Monday, June 11, 2012

How to Write Haiku

Writing North Idaho is currently running a haiku poetry contest. Deadline is June 15. Prizes available. How to enter is on the sidebar in the upper left. We would love to read your poems!

Haiku is an ancient form of Japanese poetry. It generally consists of three lines. The first line has 5 syllables (not words), the second line has seven syllables, and the last line has five. If you read the English translation of great Japanese haiku poets, you will not find this rhythm because of the differences in languages but the essence that goes along with the feeling of haiku is there.

How to write haiku by Jenny Hudock
1. Focus on nature and seasonal imagery (usually).
2. Made up of three lines
3. Lines traditionally follow a 5, 7, 5 beat pattern.
4. Add a reflective pause.
5. Avoid rhyme.
6. Invoke the senses.
7. Show don't tell.
8. Read haiku poetry, it helps.

Japanese poet Bunson
The sea at springtime.
All day it rises and falls,
yes, rises and falls.

Concept of America by Udiah
People united
To secure their liberty
Out of many, one

By Oshima Ryota
from the long hallways
rows of people rise
in the morning haze

Sunflowers by Helina Basic
Sunflower grow tall
Lift your head to bright sunshine
Mother Nature's child

Butterflies by Helina Basic
Flutter in the sky
On wings of many colors
Land upon flowers


Jennifer Lamont Leo said...

Thanks, Jennifer! That's the clearest explanation of haiku that I've seen so far. I love haiku because, for a newbie poet, it's an unintimidating way to test the waters of poetry, while at the same time providing an intriguing challenge to more seasoned poets.

Jennifer Rova said...

Unfortunately, haiku is still Japanese to me but I keep trying to learn.

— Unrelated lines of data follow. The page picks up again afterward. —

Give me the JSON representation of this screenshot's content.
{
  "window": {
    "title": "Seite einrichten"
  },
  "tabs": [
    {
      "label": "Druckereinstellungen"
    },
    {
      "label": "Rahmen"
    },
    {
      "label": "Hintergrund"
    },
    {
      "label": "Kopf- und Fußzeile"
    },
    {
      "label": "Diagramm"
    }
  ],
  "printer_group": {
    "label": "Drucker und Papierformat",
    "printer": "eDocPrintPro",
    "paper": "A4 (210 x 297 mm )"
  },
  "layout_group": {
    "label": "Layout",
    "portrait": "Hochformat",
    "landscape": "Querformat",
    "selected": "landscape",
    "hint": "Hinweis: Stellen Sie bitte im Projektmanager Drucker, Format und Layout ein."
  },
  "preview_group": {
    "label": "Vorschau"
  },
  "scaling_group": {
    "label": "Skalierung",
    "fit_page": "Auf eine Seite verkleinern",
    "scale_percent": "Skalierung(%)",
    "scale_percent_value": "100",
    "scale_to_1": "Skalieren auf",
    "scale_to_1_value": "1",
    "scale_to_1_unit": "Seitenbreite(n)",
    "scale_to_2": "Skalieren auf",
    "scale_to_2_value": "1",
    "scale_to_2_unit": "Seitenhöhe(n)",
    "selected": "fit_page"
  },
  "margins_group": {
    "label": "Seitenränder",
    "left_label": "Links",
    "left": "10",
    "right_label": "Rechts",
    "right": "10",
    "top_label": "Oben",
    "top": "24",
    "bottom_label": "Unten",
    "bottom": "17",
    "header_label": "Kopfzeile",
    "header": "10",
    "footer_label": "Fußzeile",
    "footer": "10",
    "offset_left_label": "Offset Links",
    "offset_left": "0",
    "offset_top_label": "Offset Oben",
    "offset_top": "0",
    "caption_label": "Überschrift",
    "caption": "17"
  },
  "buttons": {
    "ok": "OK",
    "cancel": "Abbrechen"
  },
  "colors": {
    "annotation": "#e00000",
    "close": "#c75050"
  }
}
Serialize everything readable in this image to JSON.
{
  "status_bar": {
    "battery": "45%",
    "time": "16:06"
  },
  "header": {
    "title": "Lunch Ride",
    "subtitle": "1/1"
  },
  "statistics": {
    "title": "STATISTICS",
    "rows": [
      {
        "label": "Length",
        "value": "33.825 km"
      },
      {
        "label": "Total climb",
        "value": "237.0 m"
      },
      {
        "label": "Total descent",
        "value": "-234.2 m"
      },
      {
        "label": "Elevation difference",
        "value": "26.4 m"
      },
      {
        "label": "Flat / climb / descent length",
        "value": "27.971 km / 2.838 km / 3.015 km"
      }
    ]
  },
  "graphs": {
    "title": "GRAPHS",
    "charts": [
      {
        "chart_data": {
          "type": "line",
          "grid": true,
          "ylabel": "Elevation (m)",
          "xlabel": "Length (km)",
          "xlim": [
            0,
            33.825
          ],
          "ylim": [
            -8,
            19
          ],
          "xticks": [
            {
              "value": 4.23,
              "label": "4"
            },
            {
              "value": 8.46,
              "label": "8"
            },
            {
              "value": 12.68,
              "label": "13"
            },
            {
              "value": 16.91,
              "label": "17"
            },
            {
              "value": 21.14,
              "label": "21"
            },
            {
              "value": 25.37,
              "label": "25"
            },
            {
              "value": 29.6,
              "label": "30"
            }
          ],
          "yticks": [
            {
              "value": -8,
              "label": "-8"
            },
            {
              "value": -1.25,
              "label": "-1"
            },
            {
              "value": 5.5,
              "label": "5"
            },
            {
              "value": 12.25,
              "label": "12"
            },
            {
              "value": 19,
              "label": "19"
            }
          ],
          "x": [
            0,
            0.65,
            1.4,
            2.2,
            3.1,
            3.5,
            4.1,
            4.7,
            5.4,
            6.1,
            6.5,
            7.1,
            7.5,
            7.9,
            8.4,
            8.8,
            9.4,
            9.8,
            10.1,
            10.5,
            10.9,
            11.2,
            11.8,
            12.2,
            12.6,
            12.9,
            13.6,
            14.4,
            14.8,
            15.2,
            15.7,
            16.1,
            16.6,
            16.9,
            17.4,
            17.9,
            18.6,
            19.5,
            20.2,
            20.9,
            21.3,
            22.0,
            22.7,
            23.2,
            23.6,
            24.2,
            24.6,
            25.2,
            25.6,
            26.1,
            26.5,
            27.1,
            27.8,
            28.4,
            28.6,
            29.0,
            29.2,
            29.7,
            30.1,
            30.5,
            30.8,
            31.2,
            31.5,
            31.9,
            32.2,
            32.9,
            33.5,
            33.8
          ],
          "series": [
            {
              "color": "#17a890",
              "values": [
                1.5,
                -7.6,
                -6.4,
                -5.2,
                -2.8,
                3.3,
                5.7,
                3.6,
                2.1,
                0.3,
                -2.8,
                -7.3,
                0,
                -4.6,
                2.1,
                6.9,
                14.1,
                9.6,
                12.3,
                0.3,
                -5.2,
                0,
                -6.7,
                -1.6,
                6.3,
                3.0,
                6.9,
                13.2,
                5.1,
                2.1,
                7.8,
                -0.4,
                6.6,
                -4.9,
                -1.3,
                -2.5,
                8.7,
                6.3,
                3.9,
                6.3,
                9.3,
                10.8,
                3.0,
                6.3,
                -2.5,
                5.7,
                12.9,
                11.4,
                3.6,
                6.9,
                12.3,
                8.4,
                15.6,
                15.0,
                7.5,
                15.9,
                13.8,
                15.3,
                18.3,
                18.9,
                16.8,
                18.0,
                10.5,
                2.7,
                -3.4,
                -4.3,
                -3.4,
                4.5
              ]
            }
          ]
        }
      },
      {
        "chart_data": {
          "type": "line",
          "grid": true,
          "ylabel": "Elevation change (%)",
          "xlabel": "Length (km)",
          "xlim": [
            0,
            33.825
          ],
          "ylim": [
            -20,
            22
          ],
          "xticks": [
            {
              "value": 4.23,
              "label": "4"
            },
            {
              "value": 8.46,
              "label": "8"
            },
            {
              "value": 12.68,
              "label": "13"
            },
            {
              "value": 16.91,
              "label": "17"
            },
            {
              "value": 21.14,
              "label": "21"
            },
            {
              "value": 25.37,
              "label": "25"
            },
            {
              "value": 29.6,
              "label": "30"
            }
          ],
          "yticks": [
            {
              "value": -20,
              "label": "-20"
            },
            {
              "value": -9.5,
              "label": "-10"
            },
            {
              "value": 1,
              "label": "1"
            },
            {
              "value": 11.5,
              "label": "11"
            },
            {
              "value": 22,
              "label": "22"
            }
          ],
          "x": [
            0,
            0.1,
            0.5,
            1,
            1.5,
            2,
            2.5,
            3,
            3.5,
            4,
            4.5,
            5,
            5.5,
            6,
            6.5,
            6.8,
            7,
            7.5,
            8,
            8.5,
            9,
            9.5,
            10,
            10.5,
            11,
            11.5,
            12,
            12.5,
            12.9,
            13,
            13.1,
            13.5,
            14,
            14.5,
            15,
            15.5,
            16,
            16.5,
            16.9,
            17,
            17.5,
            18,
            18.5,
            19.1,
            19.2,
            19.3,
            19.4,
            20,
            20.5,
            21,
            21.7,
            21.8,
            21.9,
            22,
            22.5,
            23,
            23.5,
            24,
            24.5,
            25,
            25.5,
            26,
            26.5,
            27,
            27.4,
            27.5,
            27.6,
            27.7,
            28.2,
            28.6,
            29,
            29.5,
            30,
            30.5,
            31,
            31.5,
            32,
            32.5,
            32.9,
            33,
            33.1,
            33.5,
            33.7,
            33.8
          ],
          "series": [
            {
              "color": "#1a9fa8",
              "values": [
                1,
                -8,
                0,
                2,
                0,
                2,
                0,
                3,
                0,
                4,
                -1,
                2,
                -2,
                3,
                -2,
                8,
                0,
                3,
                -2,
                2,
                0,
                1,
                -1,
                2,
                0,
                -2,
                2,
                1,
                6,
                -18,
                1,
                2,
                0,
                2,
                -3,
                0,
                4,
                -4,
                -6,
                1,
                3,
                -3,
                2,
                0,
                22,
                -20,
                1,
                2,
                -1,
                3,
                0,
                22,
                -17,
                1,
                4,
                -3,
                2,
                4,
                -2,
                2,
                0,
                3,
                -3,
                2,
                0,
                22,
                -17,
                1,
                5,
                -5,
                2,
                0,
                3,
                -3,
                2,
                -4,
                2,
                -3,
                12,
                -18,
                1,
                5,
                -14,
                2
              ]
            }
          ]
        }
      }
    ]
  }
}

I agree that it seems a bit easier than other types of poetry.